Last year, National Grid’s top 10 officials in the United States and Britain joined a growing number of executives whose compensation is tied to meeting environmental goals.
Top executives at the utility, which serves 1.2 million electricity customers in Massachusetts, forfeit 5 percent of their “at-risk’’ pay if they don’t meet annual carbon-reduction targets, which are aimed at cutting 80 percent of the company’s 1995 carbon footprint by 2050, said Tom King, president of National Grid’s US operations.
“It most definitely had an impact,’’ King said of the financial incentive to be greener. “Whether it’s investment meetings, capital allocations, et cetera, embedded in the dialogue is, ‘What’s the carbon footprint of this particular investment? What actions are we going to take to reduce that carbon footprint?’ ’’

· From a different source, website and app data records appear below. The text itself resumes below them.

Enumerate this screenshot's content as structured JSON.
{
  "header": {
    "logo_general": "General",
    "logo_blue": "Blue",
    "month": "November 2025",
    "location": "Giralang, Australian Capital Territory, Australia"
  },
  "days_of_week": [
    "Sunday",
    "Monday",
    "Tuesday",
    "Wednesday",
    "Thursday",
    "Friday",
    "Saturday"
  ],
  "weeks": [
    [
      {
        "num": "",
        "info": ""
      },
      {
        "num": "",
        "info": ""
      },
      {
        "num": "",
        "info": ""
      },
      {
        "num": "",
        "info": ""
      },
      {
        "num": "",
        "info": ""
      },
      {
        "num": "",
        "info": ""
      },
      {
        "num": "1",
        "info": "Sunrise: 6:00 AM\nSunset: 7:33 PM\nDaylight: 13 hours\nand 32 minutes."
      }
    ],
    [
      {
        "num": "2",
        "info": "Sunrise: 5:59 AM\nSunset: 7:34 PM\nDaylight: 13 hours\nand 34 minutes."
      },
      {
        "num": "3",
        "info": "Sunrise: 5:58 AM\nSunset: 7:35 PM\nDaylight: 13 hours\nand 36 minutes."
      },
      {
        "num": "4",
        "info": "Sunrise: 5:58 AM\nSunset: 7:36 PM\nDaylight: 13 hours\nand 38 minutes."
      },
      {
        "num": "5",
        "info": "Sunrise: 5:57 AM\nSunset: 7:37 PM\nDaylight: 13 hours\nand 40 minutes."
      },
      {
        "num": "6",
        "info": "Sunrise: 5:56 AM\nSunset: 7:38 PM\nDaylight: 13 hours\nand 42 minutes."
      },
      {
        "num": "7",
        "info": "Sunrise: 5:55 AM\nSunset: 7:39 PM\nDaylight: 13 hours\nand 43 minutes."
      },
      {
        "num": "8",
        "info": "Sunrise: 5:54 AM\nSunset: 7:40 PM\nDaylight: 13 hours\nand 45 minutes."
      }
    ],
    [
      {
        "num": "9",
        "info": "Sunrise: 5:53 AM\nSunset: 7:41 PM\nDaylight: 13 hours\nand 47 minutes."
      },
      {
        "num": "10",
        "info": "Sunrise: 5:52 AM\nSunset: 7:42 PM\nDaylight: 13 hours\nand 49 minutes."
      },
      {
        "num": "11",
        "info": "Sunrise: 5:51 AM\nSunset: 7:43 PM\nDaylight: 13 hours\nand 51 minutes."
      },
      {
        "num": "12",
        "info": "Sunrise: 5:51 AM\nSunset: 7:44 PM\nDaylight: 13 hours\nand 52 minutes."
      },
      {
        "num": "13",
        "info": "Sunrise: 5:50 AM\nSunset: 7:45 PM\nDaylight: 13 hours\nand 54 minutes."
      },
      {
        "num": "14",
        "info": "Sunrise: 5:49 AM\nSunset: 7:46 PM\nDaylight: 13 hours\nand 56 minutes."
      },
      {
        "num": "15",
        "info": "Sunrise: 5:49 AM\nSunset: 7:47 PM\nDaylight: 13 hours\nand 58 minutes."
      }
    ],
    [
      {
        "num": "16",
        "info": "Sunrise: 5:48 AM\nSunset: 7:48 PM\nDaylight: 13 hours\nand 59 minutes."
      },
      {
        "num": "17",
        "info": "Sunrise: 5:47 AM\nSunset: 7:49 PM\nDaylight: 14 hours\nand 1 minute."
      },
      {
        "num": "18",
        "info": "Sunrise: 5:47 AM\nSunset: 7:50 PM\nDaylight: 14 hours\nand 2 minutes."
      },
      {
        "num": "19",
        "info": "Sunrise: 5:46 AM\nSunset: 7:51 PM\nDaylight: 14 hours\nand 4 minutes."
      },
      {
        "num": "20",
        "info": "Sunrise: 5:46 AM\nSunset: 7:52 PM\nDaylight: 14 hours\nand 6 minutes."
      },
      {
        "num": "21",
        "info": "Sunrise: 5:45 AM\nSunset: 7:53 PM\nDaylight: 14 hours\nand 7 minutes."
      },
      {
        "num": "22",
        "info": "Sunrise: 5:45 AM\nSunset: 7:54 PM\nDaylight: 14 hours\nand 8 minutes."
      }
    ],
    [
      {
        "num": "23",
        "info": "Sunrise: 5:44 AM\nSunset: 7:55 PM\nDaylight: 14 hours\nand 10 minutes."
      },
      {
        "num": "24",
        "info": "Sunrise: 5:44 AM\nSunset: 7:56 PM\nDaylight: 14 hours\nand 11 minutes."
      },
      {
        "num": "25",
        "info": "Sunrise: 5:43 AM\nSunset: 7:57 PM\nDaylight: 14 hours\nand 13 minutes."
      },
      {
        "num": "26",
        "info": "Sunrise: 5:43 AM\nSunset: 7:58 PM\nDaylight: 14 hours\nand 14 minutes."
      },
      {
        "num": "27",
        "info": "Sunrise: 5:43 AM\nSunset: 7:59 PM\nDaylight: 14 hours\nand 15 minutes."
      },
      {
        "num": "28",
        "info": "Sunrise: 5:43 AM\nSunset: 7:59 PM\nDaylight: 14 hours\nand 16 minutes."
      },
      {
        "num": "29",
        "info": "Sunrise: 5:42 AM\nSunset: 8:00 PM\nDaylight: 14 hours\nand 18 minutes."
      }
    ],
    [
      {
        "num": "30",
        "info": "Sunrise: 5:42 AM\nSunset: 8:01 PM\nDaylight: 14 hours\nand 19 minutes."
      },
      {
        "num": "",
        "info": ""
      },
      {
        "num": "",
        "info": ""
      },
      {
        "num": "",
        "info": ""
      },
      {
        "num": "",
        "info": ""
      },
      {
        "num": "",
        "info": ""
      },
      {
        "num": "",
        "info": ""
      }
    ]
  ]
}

To aid the effort, National Grid keeps an inventory of its total carbon emissions, including pollution produced by the utility’s buildings, its vehicles, and the transmission lines it operates. The numbers, King said, help executives make sound business decisions.
“We’re making assumptions on what we will invest in and what we will not depending on the carbon footprint of that investment,’’ he explained.
For example, as they hashed out National Grid’s budget last year, executives refused to allow an upgrade of the vehicle fleet unless the company purchased more hybrid and plug-in cars.